Since members of Bowdoin's newest a cappella group, the Longfellows, have been perfecting itheir range since October and finally have their first performance March 10, they've achieved almost an "underground status" around the campus. To this claim, Willi Yusah '08 responded, "What, like underground rap?"

Keirnan Willett '07 had a different take on the group's standing. "It's nice. Every February we come outside, see how long our shadow is, and then run back down."

If underground rap has become the new, fresh face of the hip-hop world, maybe the Longfellows will bring that same originality to Bowdoin's a cappella scene, as long as they're not afraid of their shadows. "We have a completely different approach towards performance and rehearsals," said musical director Glen Patrick Ryan '07. "Our music isn't always pop rock. We perform 16th century madrigal songs, a 19th century Scottish traditional ballad, jazz and rock standards, contemporary ballads, and classic rock. We basically cover 500 years."

Last semester, the Longfellows became what Tommy Long '06 called an "All-Star Team" of singers, which included Ryan, Yusah, Willett, Long, Mike Darman '06, Sam Chapple-Sokol '07, Alden Karr '07, Mike Nugent '07, Michael Peiser '07, and Jon Rollins '08. "There were a lot of guys on campus who wanted to do this, and the number of groups on campus couldn't compensate for the interest," said Ryan.

With plenty of singing experience?eight members are in other a cappella groups, and six are in Chamber Choir?Long isn't far off in his description. The group finally settled into its final form about a month ago when Darman arrived. "This kid here," said Yusah, slapping Darman on the back and doing his best Ali G impression, "is the last piece of the puzzle."

"We really enjoy singing together, seeing what sounds we could produce. There's so much unique talent," said Peiser. "No one knows how much effort we've put in."

The group isn't afraid to enjoy itsrehearsals and goof off a bit. Yusah broke into a remix of the traditional ballad "Aura Lee," and the group compared Rollins to Paul McCartney because "he's the cute one," and debated the worth of a Peiser rookie card if there were Longfellow trading cards. "It's a release from work," said Darman. Chapple-Sokol added, "Since Glen does all the work, we don't have to think. We usually try to distract him when he's playing piano."

Regarding the group's debut on Thursday, Ryan said, "At this point, we're not limited by public opinion. We define our own identity. It makes debuting that much more exciting."

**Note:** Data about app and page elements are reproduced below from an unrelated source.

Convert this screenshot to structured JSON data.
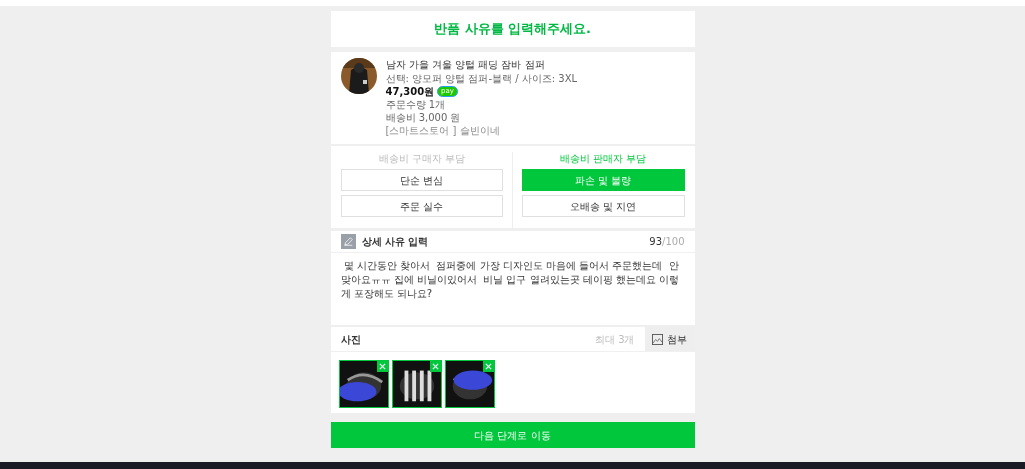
{
  "header": {
    "title": "반품 사유를 입력해주세요."
  },
  "product": {
    "name": "남자 가을 겨울 양털 패딩 잠바 점퍼",
    "option": "선택: 양모퍼 양털 점퍼-블랙 / 사이즈: 3XL",
    "price": "47,300원",
    "pay_badge": "pay",
    "quantity": "주문수량 1개",
    "shipping": "배송비 3,000 원",
    "store": "[스마트스토어 ] 슬빈이네"
  },
  "reason_groups": [
    {
      "header": "배송비 구매자 부담",
      "active": false,
      "options": [
        {
          "label": "단순 변심",
          "selected": false
        },
        {
          "label": "주문 실수",
          "selected": false
        }
      ]
    },
    {
      "header": "배송비 판매자 부담",
      "active": true,
      "options": [
        {
          "label": "파손 및 불량",
          "selected": true
        },
        {
          "label": "오배송 및 지연",
          "selected": false
        }
      ]
    }
  ],
  "detail": {
    "title": "상세 사유 입력",
    "count": "93",
    "max": "/100",
    "text": " 몇 시간동안 찾아서  점퍼중에 가장 디자인도 마음에 들어서 주문했는데  안맞아요ㅠㅠ 집에 비닐이있어서  비닐 입구 열려있는곳 테이핑 했는데요 이렇게 포장해도 되나요?"
  },
  "photos": {
    "title": "사진",
    "limit": "최대 3개",
    "attach": "첨부"
  },
  "next_button": "다음 단계로 이동"
}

Thanks to an opening performance by Miscellania, and the emergence of a new group, that debut promises to be an experience.